:: MATERIAL PROVIDED

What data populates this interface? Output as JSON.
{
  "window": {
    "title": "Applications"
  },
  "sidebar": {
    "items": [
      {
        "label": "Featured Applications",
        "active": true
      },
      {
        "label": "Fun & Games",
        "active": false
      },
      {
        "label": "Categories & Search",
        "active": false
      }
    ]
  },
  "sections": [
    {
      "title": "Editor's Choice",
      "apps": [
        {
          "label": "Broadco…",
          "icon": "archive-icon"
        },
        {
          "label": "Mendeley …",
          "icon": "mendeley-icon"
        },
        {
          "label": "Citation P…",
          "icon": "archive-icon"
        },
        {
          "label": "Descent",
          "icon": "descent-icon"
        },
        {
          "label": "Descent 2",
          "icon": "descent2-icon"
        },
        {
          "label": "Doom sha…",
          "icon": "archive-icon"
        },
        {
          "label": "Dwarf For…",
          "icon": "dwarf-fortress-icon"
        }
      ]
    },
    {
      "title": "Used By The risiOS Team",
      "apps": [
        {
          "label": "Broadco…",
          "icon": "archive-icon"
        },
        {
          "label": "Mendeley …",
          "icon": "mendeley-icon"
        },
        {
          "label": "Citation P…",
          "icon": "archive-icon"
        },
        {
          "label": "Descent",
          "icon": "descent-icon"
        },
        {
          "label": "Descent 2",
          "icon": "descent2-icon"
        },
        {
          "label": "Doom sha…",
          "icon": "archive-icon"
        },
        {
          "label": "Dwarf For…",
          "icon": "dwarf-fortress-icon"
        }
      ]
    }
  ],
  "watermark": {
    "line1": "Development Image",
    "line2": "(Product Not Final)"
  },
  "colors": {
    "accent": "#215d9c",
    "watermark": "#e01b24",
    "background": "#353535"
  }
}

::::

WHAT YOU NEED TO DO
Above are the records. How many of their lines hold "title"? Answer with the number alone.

WRITTEN SOLUTION
3